__Work order__
For the records below, give the number of lines containing the word "Chinese" and no other text.

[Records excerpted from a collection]
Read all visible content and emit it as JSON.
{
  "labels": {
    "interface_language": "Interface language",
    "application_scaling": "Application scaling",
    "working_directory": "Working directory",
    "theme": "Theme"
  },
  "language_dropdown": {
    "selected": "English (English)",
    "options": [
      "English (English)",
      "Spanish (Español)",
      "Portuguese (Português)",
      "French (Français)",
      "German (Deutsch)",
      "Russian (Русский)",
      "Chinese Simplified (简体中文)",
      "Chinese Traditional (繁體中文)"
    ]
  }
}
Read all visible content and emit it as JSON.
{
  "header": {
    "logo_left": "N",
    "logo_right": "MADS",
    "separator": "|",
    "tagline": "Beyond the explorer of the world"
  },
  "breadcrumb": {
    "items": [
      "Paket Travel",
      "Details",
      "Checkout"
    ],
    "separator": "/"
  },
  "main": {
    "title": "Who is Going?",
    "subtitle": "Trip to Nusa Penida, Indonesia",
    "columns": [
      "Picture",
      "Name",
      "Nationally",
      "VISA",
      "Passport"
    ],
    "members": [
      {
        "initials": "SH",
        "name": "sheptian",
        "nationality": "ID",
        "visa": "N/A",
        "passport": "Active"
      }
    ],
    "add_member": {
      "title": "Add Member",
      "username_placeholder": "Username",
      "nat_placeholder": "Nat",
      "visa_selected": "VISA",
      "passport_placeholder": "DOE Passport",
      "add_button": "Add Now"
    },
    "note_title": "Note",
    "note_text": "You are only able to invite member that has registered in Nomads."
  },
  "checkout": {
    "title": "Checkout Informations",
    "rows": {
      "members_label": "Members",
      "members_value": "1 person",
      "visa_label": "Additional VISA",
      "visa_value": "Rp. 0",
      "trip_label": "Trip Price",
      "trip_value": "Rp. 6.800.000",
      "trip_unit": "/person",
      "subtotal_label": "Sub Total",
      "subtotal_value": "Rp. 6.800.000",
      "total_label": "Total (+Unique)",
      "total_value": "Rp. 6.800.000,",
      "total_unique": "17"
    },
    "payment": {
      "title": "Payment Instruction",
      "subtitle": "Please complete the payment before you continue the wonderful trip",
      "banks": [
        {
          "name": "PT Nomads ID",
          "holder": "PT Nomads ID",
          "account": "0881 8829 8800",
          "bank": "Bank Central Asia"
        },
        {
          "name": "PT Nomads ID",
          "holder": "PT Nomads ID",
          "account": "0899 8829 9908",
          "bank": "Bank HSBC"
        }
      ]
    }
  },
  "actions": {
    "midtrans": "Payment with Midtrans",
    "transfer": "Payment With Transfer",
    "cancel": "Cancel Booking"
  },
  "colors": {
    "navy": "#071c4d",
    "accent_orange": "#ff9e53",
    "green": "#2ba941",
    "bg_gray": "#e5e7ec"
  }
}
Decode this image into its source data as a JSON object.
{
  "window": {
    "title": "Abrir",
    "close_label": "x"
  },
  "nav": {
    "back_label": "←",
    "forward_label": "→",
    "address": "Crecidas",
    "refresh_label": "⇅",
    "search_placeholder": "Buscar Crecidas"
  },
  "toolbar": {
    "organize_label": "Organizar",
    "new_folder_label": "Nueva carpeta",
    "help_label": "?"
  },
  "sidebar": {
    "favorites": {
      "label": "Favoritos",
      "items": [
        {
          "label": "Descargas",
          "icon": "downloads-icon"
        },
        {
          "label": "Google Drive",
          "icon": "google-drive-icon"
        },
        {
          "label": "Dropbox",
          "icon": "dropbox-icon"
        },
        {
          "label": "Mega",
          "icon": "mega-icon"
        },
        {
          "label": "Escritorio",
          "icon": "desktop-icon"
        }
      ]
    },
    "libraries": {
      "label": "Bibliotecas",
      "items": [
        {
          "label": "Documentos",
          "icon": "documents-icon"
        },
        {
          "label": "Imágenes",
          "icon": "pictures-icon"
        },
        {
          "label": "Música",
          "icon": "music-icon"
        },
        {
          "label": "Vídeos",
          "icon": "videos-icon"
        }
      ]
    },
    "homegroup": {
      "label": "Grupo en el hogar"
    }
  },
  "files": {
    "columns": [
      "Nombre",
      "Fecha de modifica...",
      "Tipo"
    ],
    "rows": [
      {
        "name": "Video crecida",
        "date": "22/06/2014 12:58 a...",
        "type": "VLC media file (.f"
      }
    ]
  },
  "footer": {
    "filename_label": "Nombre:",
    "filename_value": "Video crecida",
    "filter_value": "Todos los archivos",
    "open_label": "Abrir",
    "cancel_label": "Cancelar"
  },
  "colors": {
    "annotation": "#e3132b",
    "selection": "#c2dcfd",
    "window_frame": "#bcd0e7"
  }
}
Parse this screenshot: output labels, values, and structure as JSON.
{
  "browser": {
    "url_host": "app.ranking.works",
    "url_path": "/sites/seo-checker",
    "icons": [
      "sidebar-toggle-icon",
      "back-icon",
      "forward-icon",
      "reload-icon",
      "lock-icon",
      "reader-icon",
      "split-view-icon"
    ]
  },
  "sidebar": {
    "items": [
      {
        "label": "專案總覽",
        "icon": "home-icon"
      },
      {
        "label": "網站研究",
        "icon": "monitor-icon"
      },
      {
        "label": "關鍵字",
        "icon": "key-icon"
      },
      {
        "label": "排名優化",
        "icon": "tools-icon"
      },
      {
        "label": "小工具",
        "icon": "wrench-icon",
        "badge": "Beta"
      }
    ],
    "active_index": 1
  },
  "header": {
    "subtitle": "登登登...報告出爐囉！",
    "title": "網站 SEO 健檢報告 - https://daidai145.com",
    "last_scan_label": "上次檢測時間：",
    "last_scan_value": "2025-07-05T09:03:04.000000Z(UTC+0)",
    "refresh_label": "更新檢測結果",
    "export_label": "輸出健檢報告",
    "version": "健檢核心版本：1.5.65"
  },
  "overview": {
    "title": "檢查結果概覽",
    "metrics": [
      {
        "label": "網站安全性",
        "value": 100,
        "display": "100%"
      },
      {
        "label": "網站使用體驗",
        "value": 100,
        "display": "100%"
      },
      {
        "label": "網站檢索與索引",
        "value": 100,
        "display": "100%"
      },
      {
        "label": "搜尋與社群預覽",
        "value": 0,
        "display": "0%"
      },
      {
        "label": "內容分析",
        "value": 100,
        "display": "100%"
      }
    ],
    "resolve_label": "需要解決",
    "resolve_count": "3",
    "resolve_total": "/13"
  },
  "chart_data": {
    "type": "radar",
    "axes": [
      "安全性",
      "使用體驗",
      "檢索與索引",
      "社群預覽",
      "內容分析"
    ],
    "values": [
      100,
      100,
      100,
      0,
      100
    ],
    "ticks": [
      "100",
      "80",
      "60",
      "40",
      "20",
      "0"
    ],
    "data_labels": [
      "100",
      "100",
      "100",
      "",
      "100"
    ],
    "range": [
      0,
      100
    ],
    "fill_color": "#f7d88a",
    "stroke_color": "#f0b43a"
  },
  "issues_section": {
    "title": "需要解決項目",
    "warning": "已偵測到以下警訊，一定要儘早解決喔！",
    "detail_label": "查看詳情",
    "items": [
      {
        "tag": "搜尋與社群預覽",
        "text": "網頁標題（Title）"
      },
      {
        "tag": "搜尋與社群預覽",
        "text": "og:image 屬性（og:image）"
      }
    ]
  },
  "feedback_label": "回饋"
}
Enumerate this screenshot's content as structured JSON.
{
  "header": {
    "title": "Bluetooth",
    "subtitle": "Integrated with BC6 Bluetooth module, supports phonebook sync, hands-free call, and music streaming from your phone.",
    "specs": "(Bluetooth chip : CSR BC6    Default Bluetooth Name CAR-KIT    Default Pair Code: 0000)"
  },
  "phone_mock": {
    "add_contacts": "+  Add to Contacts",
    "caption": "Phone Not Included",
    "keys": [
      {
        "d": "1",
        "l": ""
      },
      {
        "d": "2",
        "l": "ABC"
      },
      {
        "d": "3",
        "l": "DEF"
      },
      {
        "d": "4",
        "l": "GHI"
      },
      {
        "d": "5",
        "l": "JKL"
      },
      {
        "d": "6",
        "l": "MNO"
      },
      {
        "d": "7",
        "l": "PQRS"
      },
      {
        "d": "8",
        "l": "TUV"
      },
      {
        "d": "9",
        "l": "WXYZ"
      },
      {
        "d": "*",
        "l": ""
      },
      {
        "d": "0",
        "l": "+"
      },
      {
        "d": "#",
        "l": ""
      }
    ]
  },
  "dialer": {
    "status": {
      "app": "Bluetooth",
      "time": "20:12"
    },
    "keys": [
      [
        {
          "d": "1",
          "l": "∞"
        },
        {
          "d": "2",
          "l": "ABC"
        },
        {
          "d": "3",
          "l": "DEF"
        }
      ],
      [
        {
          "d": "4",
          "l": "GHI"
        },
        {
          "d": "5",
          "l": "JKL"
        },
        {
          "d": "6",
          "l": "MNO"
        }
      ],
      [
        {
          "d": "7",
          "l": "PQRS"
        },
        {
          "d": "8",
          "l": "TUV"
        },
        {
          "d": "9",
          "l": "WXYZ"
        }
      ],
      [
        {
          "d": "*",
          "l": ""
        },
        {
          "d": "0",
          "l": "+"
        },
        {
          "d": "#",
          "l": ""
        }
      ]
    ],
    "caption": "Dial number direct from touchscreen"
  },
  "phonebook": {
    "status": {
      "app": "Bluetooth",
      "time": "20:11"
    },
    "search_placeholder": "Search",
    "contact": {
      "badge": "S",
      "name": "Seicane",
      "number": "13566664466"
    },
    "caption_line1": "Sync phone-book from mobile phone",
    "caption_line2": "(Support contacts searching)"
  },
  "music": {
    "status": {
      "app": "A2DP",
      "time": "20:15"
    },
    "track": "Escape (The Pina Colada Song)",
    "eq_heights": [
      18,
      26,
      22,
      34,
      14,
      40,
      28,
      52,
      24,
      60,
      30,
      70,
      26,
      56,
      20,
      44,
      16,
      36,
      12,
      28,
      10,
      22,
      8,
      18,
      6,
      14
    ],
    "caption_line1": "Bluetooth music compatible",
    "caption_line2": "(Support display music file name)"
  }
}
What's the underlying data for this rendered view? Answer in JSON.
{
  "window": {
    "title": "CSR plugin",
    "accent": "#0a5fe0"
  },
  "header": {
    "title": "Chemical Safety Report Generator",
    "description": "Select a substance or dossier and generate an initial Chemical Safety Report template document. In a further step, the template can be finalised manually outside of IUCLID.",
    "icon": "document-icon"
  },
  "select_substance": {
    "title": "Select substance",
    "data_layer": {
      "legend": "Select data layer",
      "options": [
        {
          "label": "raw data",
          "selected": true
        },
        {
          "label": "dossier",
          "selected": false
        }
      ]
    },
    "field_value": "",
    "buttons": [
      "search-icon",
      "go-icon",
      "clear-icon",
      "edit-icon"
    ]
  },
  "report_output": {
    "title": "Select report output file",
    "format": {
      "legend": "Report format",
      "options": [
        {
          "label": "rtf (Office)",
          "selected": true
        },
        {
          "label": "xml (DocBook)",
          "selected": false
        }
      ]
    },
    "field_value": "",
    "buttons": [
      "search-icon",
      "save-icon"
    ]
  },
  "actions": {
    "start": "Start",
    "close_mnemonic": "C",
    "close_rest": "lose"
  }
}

__Solution for this exercise__
2